Task statement >> Without including any image, repeat every record exactly.

App and web page records:
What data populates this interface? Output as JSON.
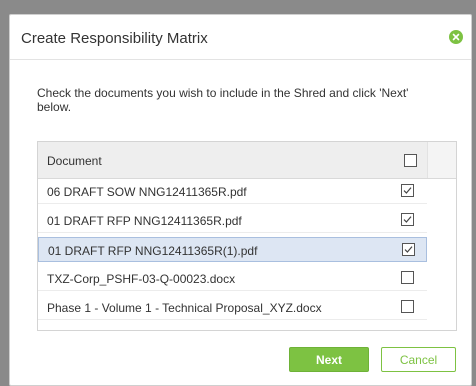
{
  "dialog": {
    "title": "Create Responsibility Matrix",
    "instructions": "Check the documents you wish to include in the Shred and click 'Next' below.",
    "column_header": "Document",
    "documents": [
      {
        "name": "06 DRAFT SOW NNG12411365R.pdf",
        "checked": true,
        "selected": false
      },
      {
        "name": "01 DRAFT RFP NNG12411365R.pdf",
        "checked": true,
        "selected": false
      },
      {
        "name": "01 DRAFT RFP NNG12411365R(1).pdf",
        "checked": true,
        "selected": true
      },
      {
        "name": "TXZ-Corp_PSHF-03-Q-00023.docx",
        "checked": false,
        "selected": false
      },
      {
        "name": "Phase 1 - Volume 1 - Technical Proposal_XYZ.docx",
        "checked": false,
        "selected": false
      }
    ],
    "select_all_checked": false,
    "next_label": "Next",
    "cancel_label": "Cancel"
  },
  "colors": {
    "accent": "#7dc242",
    "selected_row": "#dde6f3"
  },
  "icons": {
    "close": "close-circle-icon",
    "check": "checkmark-icon"
  }
}
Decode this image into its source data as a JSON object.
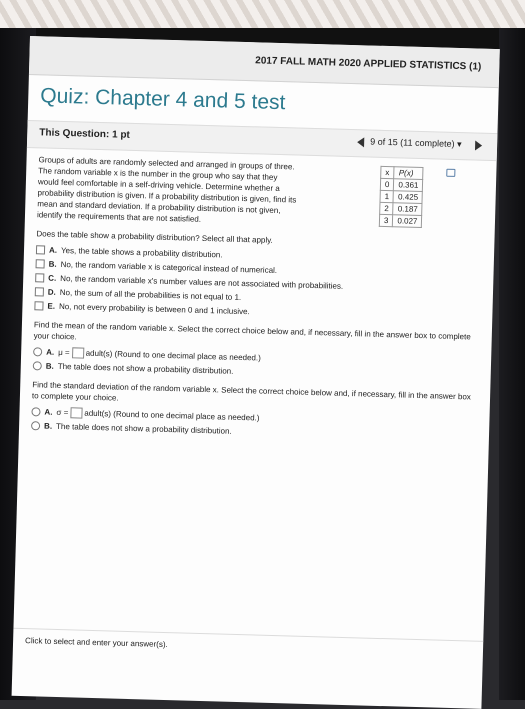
{
  "header": {
    "course_title": "2017 FALL MATH 2020 APPLIED STATISTICS (1)",
    "quiz_title": "Quiz: Chapter 4 and 5 test"
  },
  "question_bar": {
    "this_question": "This Question: 1 pt",
    "progress_main": "9 of 15 (11 complete)",
    "progress_dropdown": "▾"
  },
  "problem": {
    "lines": [
      "Groups of adults are randomly selected and arranged in groups of three.",
      "The random variable x is the number in the group who say that they",
      "would feel comfortable in a self-driving vehicle. Determine whether a",
      "probability distribution is given. If a probability distribution is given, find its",
      "mean and standard deviation. If a probability distribution is not given,",
      "identify the requirements that are not satisfied."
    ],
    "table": {
      "headers": [
        "x",
        "P(x)"
      ],
      "rows": [
        [
          "0",
          "0.361"
        ],
        [
          "1",
          "0.425"
        ],
        [
          "2",
          "0.187"
        ],
        [
          "3",
          "0.027"
        ]
      ]
    }
  },
  "question1": {
    "prompt": "Does the table show a probability distribution? Select all that apply.",
    "choices": [
      {
        "letter": "A.",
        "text": "Yes, the table shows a probability distribution."
      },
      {
        "letter": "B.",
        "text": "No, the random variable x is categorical instead of numerical."
      },
      {
        "letter": "C.",
        "text": "No, the random variable x's number values are not associated with probabilities."
      },
      {
        "letter": "D.",
        "text": "No, the sum of all the probabilities is not equal to 1."
      },
      {
        "letter": "E.",
        "text": "No, not every probability is between 0 and 1 inclusive."
      }
    ]
  },
  "question2": {
    "prompt": "Find the mean of the random variable x. Select the correct choice below and, if necessary, fill in the answer box to complete your choice.",
    "choice_a_prefix": "μ =",
    "choice_a_suffix": "adult(s) (Round to one decimal place as needed.)",
    "choice_b": "The table does not show a probability distribution."
  },
  "question3": {
    "prompt": "Find the standard deviation of the random variable x. Select the correct choice below and, if necessary, fill in the answer box to complete your choice.",
    "choice_a_prefix": "σ =",
    "choice_a_suffix": "adult(s) (Round to one decimal place as needed.)",
    "choice_b": "The table does not show a probability distribution."
  },
  "footer": {
    "instruction": "Click to select and enter your answer(s)."
  }
}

Result for this exercise >>
What data populates this interface? Output as JSON.
{
  "dialog": {
    "title": "Create Responsibility Matrix",
    "instructions": "Check the documents you wish to include in the Shred and click 'Next' below.",
    "column_header": "Document",
    "documents": [
      {
        "name": "06 DRAFT SOW NNG12411365R.pdf",
        "checked": true,
        "selected": false
      },
      {
        "name": "01 DRAFT RFP NNG12411365R.pdf",
        "checked": true,
        "selected": false
      },
      {
        "name": "01 DRAFT RFP NNG12411365R(1).pdf",
        "checked": true,
        "selected": true
      },
      {
        "name": "TXZ-Corp_PSHF-03-Q-00023.docx",
        "checked": false,
        "selected": false
      },
      {
        "name": "Phase 1 - Volume 1 - Technical Proposal_XYZ.docx",
        "checked": false,
        "selected": false
      }
    ],
    "select_all_checked": false,
    "next_label": "Next",
    "cancel_label": "Cancel"
  },
  "colors": {
    "accent": "#7dc242",
    "selected_row": "#dde6f3"
  },
  "icons": {
    "close": "close-circle-icon",
    "check": "checkmark-icon"
  }
}
Decode this image into its source data as a JSON object.
{
  "header": {
    "course_title": "2017 FALL MATH 2020 APPLIED STATISTICS (1)",
    "quiz_title": "Quiz: Chapter 4 and 5 test"
  },
  "question_bar": {
    "this_question": "This Question: 1 pt",
    "progress_main": "9 of 15 (11 complete)",
    "progress_dropdown": "▾"
  },
  "problem": {
    "lines": [
      "Groups of adults are randomly selected and arranged in groups of three.",
      "The random variable x is the number in the group who say that they",
      "would feel comfortable in a self-driving vehicle. Determine whether a",
      "probability distribution is given. If a probability distribution is given, find its",
      "mean and standard deviation. If a probability distribution is not given,",
      "identify the requirements that are not satisfied."
    ],
    "table": {
      "headers": [
        "x",
        "P(x)"
      ],
      "rows": [
        [
          "0",
          "0.361"
        ],
        [
          "1",
          "0.425"
        ],
        [
          "2",
          "0.187"
        ],
        [
          "3",
          "0.027"
        ]
      ]
    }
  },
  "question1": {
    "prompt": "Does the table show a probability distribution? Select all that apply.",
    "choices": [
      {
        "letter": "A.",
        "text": "Yes, the table shows a probability distribution."
      },
      {
        "letter": "B.",
        "text": "No, the random variable x is categorical instead of numerical."
      },
      {
        "letter": "C.",
        "text": "No, the random variable x's number values are not associated with probabilities."
      },
      {
        "letter": "D.",
        "text": "No, the sum of all the probabilities is not equal to 1."
      },
      {
        "letter": "E.",
        "text": "No, not every probability is between 0 and 1 inclusive."
      }
    ]
  },
  "question2": {
    "prompt": "Find the mean of the random variable x. Select the correct choice below and, if necessary, fill in the answer box to complete your choice.",
    "choice_a_prefix": "μ =",
    "choice_a_suffix": "adult(s) (Round to one decimal place as needed.)",
    "choice_b": "The table does not show a probability distribution."
  },
  "question3": {
    "prompt": "Find the standard deviation of the random variable x. Select the correct choice below and, if necessary, fill in the answer box to complete your choice.",
    "choice_a_prefix": "σ =",
    "choice_a_suffix": "adult(s) (Round to one decimal place as needed.)",
    "choice_b": "The table does not show a probability distribution."
  },
  "footer": {
    "instruction": "Click to select and enter your answer(s)."
  }
}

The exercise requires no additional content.